A Canadian writer new to us, Ottawa's Dorothy Speak, produced in Object of Your Love a splendid collection of nine provocative stories about women attempting to live lives independent of "their men," who invariably abuse or ignore them. Speak doesn't always avoid monotony, but several of her stories stab at you with crystalline force, and the best of them, "Summer Sky: White Ship," traces the emotional unravelling of a woman who marries into a family of violent men and cannot escape their influence, with a concentrated fury reminiscent of Munro at her very best.
Alice Munro's chief rival for the short-story throne, the Anglo-Irish master William Trevor, offered one of his finest novels in Death in Summer. This is the perfectly constructed story of an avaricious widower who had married for money, who is himself exploited in a manner that simultaneously confirms, mocks, and transforms his curiously amoral nature. As is usually the case in Trevor's novels, the reader is drawn into totally unexpected complicity with a deeply flawed fictional character who turns out to he not all that different from ourselves. No living writer surpasses Trevor at this particular kind of alchemy, and he has never practiced it more skillfully than in this radiant novel.
But the best novel from Great Britain in 1998 was Beryl Bainbridge's Master Georgie. Like all her previous (fifteen) novels, it's a work of exemplary brevity and suggestiveness: a story set in England and Europe and on the battlefields of the Crimean War, which examines the relationships among a British surgeon and amateur photographer (the eponymous George Hardy) who volunteers for wartime duty, the adoring servant girl who willingly subsumes her own quiet life within his more "distinguished" one, and the street urchin whose peculiar devotion to "Master Georgie" throws the lives of all those connected to his master into a confusion that is subtly echoed and paralleled by the carnage of the war. There's more wit and meaning and understated emotion judiciously packed into this brief novel's almost unbelievably generous compass than in virtually any of the contemporary "blockbusters" that overshadow Beryl Bainbridge's distinctively refined works of art. Writers can learn to write by studying her technique, but it is readers who should be most grateful for the wizardry with which she retrieves the vanished past and compassionately enters the hearts and minds of even opaque and inarticulate people. This novel is a masterpiece.
It seems appropriate to close, nevertheless, with a brief tribute to the late Brian Moore, that most cosmopolitan (Irish-Canadian-American) of novelists whose widely ranging oeuvre was concluded with The Magician's Wife.
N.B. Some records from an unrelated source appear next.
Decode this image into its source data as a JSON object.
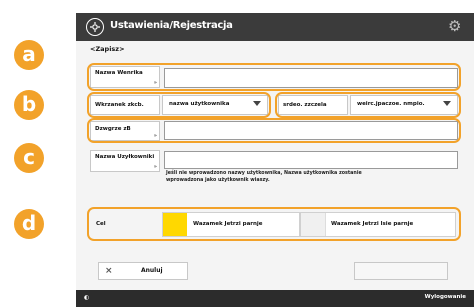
{
  "title_bar": {
    "title": "Ustawienia/Rejestracja"
  },
  "subheader": "<Zapisz>",
  "rows": {
    "user_name": {
      "label": "Nazwa Wenrika"
    },
    "login_method": {
      "label": "Wkrzanek zkcb.",
      "value": "nazwa użytkownika"
    },
    "domain": {
      "label": "srdeo. zzczela",
      "value": "weirc.jpaczoe. nmpio."
    },
    "password": {
      "label": "Dzwgrze zB"
    },
    "display_name": {
      "label": "Nazwa Uzyłkowniki"
    }
  },
  "note": "Jeśli nie wprowadzono nazwy użytkownika, Nazwa użytkownika zostanie wprowadzona jako użytkownik wiaszy.",
  "color": {
    "label": "Cel",
    "options": [
      {
        "label": "Wazamek Jetrzi parnje",
        "swatch": "#ffd800"
      },
      {
        "label": "Wazamek Jetrzi lsie parnje",
        "swatch": "#f0f0f0"
      }
    ]
  },
  "buttons": {
    "cancel": "Anuluj"
  },
  "footer": {
    "left": "◐",
    "right": "Wylogowanie"
  },
  "badges": [
    "a",
    "b",
    "c",
    "d"
  ],
  "colors": {
    "accent": "#f2a22a",
    "titlebar": "#3b3b3b"
  }
}
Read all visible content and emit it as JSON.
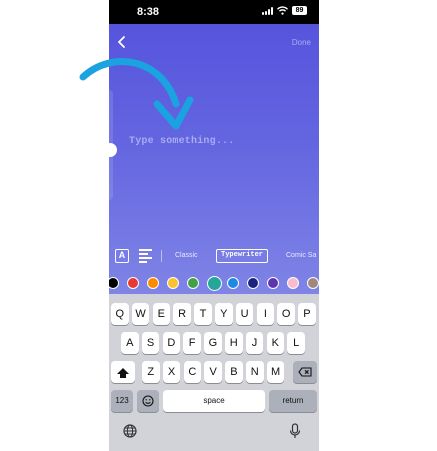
{
  "status_bar": {
    "time": "8:38",
    "battery": "89"
  },
  "editor": {
    "done_label": "Done",
    "placeholder": "Type something...",
    "font_style_glyph": "A"
  },
  "font_tabs": [
    "Classic",
    "Typewriter",
    "Comic Sa"
  ],
  "selected_font": "Typewriter",
  "colors": [
    "#000000",
    "#e53935",
    "#fb8c00",
    "#f9c22e",
    "#43a047",
    "#26a69a",
    "#1e88e5",
    "#1a237e",
    "#5e35b1",
    "#f8bbd0",
    "#a1887f"
  ],
  "selected_color": "#26a69a",
  "keyboard": {
    "row1": [
      "Q",
      "W",
      "E",
      "R",
      "T",
      "Y",
      "U",
      "I",
      "O",
      "P"
    ],
    "row2": [
      "A",
      "S",
      "D",
      "F",
      "G",
      "H",
      "J",
      "K",
      "L"
    ],
    "row3": [
      "Z",
      "X",
      "C",
      "V",
      "B",
      "N",
      "M"
    ],
    "numbers_label": "123",
    "space_label": "space",
    "return_label": "return"
  },
  "accent_colors": {
    "canvas_top": "#5654dd",
    "canvas_bottom": "#7f84e6",
    "annotation_arrow": "#1aa3e0"
  }
}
This is a historical novel (and another model of compactness) set in nineteenth-century France and Algeria, which observes the French conquest of that north African country through the eyes of Emmeline Lambert, the young wife of "master illusionist" (and probable fictional counterpart of the celebrated magician Robert Houdin) Henri Lambert. The contrast between Henri's (and his nation's) vainglorious trickery and the unassuming faith of Algeria's Arab populace becomes the stimulus for Emmeline's awakening to the complexities of national, and indeed even personal allegiance. This is an impressively researched, unpretentiously dramatic, altogether absorbing novel—a further demonstration of the versatility so evident in its immediate predecessors No Other Life and The Statement. Brian Moore's final decade was his most creative one; a time during which he kept extending his reach, surpassing himself again and again. No novelist could wish for a more tilling climax to a distinguished career, and few have ever realized it so successfully. Heartfelt thanks, therefore, to one of the contemporary masters. Hail, and farewell.